What’s it like to advocate for a child in foster care during a pandemic? According to CASA James Curtis, what an advocate does hasn’t changed as much as how they do it. Below is a summary of a recent chat with James.
Q. How has the pandemic changed your CASA advocacy?
A. Honestly, not a lot. I’m still staying in great contact with my CASA child as well as submitting court reports and observations. The biggest change is that court and DHS meetings have moved to the Zoom platform. This can be a little bit of a challenge to make sure all of the parties (attorneys, DHS, parents, etc.) have access and enough bandwidth to fully participate. But, it seems everyone is finding a way to make it work.
Q. How has your CASA child been impacted by all of these changes?
A. He’s done surprisingly well. He struggles a bit in a traditional school setting, so working with a patient foster parent at home has been good for him. The hardest part is that he hasn’t been able to physically see his parent. They had been separated for months prior to COVID-19, and due to social distancing, this separation continues. It’s been really difficult and sad for him.
Q. Can you imagine any opportunities or possible challenges that may come from the integration of technology in future cases?
A. I can definitely see the benefit of using video conferencing to allow more parties of the case to participate in mid-day meetings and hearings. My biggest worry would be that, for convenience, there would be a desire to substitute in-person parent or sibling visits with virtual ones. There’s no substitute for a hug.
Q. Do you feel your overall purpose or focus has changed during this pandemic?

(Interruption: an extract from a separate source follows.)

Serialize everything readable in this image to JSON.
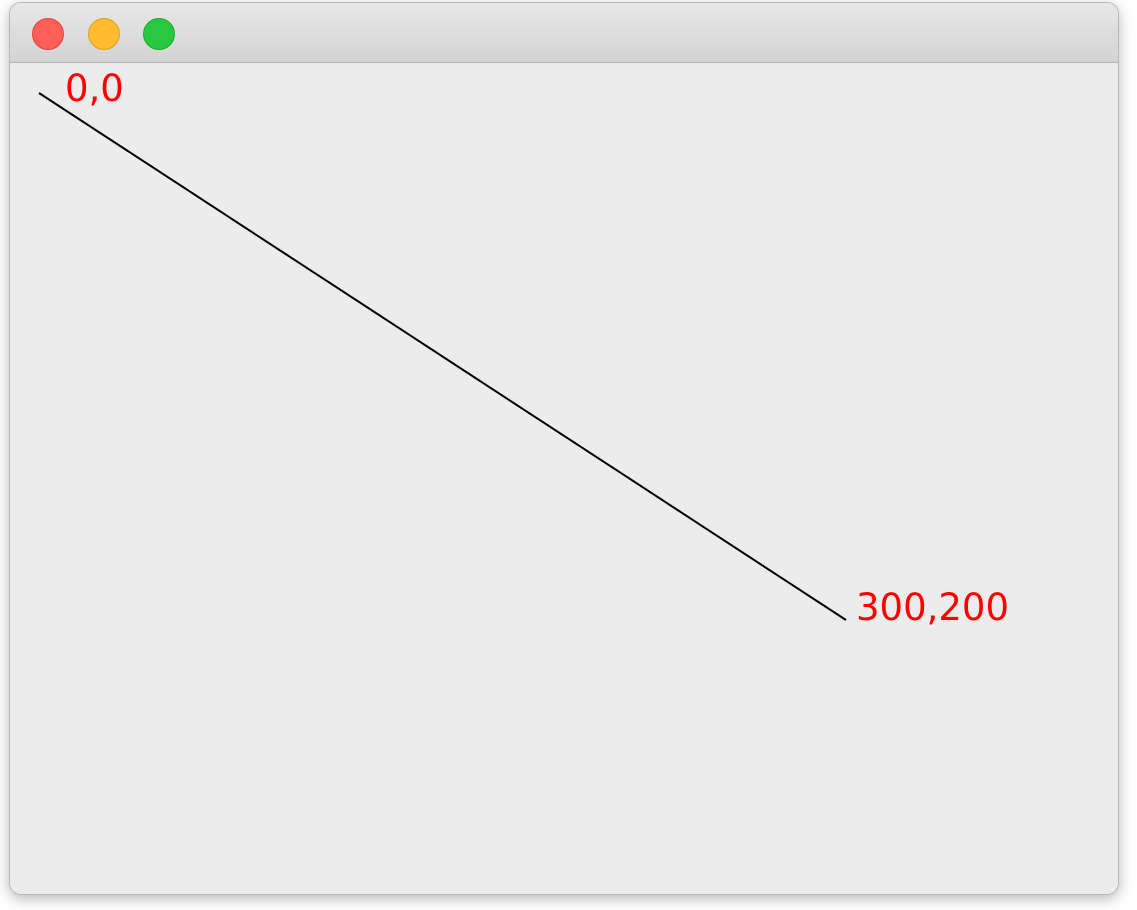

A. No. I volunteer because I believe we can change the trajectory of a child’s life if we are able to intervene at the right time. This is as critical now as it was a few months ago.